The reply should hold every line of the data, unchanged and complete.

==== The data

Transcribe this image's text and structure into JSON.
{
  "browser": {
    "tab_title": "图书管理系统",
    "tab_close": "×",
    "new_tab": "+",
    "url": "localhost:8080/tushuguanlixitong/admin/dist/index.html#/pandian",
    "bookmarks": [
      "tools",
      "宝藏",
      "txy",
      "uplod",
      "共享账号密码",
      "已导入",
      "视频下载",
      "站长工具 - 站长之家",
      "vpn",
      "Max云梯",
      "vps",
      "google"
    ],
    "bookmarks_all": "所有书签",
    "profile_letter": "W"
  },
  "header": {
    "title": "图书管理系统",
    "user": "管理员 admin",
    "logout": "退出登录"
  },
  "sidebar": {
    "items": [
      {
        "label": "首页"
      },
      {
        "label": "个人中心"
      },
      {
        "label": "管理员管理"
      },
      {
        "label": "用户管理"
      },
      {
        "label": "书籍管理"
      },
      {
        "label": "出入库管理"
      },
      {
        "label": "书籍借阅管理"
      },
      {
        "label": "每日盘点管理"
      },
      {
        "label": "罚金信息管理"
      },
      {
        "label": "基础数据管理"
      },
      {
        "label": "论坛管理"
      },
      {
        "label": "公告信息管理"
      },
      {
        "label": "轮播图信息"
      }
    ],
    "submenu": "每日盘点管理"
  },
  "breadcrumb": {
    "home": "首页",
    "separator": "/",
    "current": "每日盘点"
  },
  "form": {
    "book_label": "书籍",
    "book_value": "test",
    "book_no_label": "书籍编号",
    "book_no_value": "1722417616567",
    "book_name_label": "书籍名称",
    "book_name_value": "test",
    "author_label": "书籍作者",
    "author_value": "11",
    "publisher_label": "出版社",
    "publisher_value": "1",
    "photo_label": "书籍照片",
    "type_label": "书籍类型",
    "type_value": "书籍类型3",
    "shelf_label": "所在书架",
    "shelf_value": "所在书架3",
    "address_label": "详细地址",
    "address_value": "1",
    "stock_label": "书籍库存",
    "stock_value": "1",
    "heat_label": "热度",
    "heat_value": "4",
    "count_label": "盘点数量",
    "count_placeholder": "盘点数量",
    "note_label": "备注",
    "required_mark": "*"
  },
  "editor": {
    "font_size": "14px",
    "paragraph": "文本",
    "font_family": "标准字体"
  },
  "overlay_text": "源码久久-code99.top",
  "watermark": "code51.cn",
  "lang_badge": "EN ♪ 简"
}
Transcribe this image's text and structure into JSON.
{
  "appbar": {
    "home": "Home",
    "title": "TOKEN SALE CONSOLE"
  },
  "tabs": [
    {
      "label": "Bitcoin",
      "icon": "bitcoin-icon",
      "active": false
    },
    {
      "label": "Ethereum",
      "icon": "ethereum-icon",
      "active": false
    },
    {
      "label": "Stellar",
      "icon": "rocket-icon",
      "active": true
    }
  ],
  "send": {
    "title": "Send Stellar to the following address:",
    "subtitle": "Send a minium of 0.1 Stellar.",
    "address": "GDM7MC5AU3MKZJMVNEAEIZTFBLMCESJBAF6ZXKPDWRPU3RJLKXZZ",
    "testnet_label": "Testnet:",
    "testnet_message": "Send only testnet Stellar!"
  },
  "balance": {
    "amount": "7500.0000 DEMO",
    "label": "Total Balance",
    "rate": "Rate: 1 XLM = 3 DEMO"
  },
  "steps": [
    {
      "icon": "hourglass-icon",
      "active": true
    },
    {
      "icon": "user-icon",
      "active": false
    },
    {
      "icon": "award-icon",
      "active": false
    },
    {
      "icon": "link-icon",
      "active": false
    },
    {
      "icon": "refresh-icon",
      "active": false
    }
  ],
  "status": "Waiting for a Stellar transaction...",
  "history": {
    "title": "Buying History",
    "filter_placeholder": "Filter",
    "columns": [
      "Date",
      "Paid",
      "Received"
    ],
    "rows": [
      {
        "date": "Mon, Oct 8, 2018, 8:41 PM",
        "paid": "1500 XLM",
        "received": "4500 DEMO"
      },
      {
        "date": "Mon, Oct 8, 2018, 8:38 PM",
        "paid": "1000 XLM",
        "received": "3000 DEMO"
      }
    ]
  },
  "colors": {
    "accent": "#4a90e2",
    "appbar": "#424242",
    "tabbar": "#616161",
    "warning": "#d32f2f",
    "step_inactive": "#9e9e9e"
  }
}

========

▶ [Task solution]:
Transcribe this image's text and structure into JSON.
{
  "browser": {
    "tab_title": "图书管理系统",
    "tab_close": "×",
    "new_tab": "+",
    "url": "localhost:8080/tushuguanlixitong/admin/dist/index.html#/pandian",
    "bookmarks": [
      "tools",
      "宝藏",
      "txy",
      "uplod",
      "共享账号密码",
      "已导入",
      "视频下载",
      "站长工具 - 站长之家",
      "vpn",
      "Max云梯",
      "vps",
      "google"
    ],
    "bookmarks_all": "所有书签",
    "profile_letter": "W"
  },
  "header": {
    "title": "图书管理系统",
    "user": "管理员 admin",
    "logout": "退出登录"
  },
  "sidebar": {
    "items": [
      {
        "label": "首页"
      },
      {
        "label": "个人中心"
      },
      {
        "label": "管理员管理"
      },
      {
        "label": "用户管理"
      },
      {
        "label": "书籍管理"
      },
      {
        "label": "出入库管理"
      },
      {
        "label": "书籍借阅管理"
      },
      {
        "label": "每日盘点管理"
      },
      {
        "label": "罚金信息管理"
      },
      {
        "label": "基础数据管理"
      },
      {
        "label": "论坛管理"
      },
      {
        "label": "公告信息管理"
      },
      {
        "label": "轮播图信息"
      }
    ],
    "submenu": "每日盘点管理"
  },
  "breadcrumb": {
    "home": "首页",
    "separator": "/",
    "current": "每日盘点"
  },
  "form": {
    "book_label": "书籍",
    "book_value": "test",
    "book_no_label": "书籍编号",
    "book_no_value": "1722417616567",
    "book_name_label": "书籍名称",
    "book_name_value": "test",
    "author_label": "书籍作者",
    "author_value": "11",
    "publisher_label": "出版社",
    "publisher_value": "1",
    "photo_label": "书籍照片",
    "type_label": "书籍类型",
    "type_value": "书籍类型3",
    "shelf_label": "所在书架",
    "shelf_value": "所在书架3",
    "address_label": "详细地址",
    "address_value": "1",
    "stock_label": "书籍库存",
    "stock_value": "1",
    "heat_label": "热度",
    "heat_value": "4",
    "count_label": "盘点数量",
    "count_placeholder": "盘点数量",
    "note_label": "备注",
    "required_mark": "*"
  },
  "editor": {
    "font_size": "14px",
    "paragraph": "文本",
    "font_family": "标准字体"
  },
  "overlay_text": "源码久久-code99.top",
  "watermark": "code51.cn",
  "lang_badge": "EN ♪ 简"
}
Transcribe this image's text and structure into JSON.
{
  "appbar": {
    "home": "Home",
    "title": "TOKEN SALE CONSOLE"
  },
  "tabs": [
    {
      "label": "Bitcoin",
      "icon": "bitcoin-icon",
      "active": false
    },
    {
      "label": "Ethereum",
      "icon": "ethereum-icon",
      "active": false
    },
    {
      "label": "Stellar",
      "icon": "rocket-icon",
      "active": true
    }
  ],
  "send": {
    "title": "Send Stellar to the following address:",
    "subtitle": "Send a minium of 0.1 Stellar.",
    "address": "GDM7MC5AU3MKZJMVNEAEIZTFBLMCESJBAF6ZXKPDWRPU3RJLKXZZ",
    "testnet_label": "Testnet:",
    "testnet_message": "Send only testnet Stellar!"
  },
  "balance": {
    "amount": "7500.0000 DEMO",
    "label": "Total Balance",
    "rate": "Rate: 1 XLM = 3 DEMO"
  },
  "steps": [
    {
      "icon": "hourglass-icon",
      "active": true
    },
    {
      "icon": "user-icon",
      "active": false
    },
    {
      "icon": "award-icon",
      "active": false
    },
    {
      "icon": "link-icon",
      "active": false
    },
    {
      "icon": "refresh-icon",
      "active": false
    }
  ],
  "status": "Waiting for a Stellar transaction...",
  "history": {
    "title": "Buying History",
    "filter_placeholder": "Filter",
    "columns": [
      "Date",
      "Paid",
      "Received"
    ],
    "rows": [
      {
        "date": "Mon, Oct 8, 2018, 8:41 PM",
        "paid": "1500 XLM",
        "received": "4500 DEMO"
      },
      {
        "date": "Mon, Oct 8, 2018, 8:38 PM",
        "paid": "1000 XLM",
        "received": "3000 DEMO"
      }
    ]
  },
  "colors": {
    "accent": "#4a90e2",
    "appbar": "#424242",
    "tabbar": "#616161",
    "warning": "#d32f2f",
    "step_inactive": "#9e9e9e"
  }
}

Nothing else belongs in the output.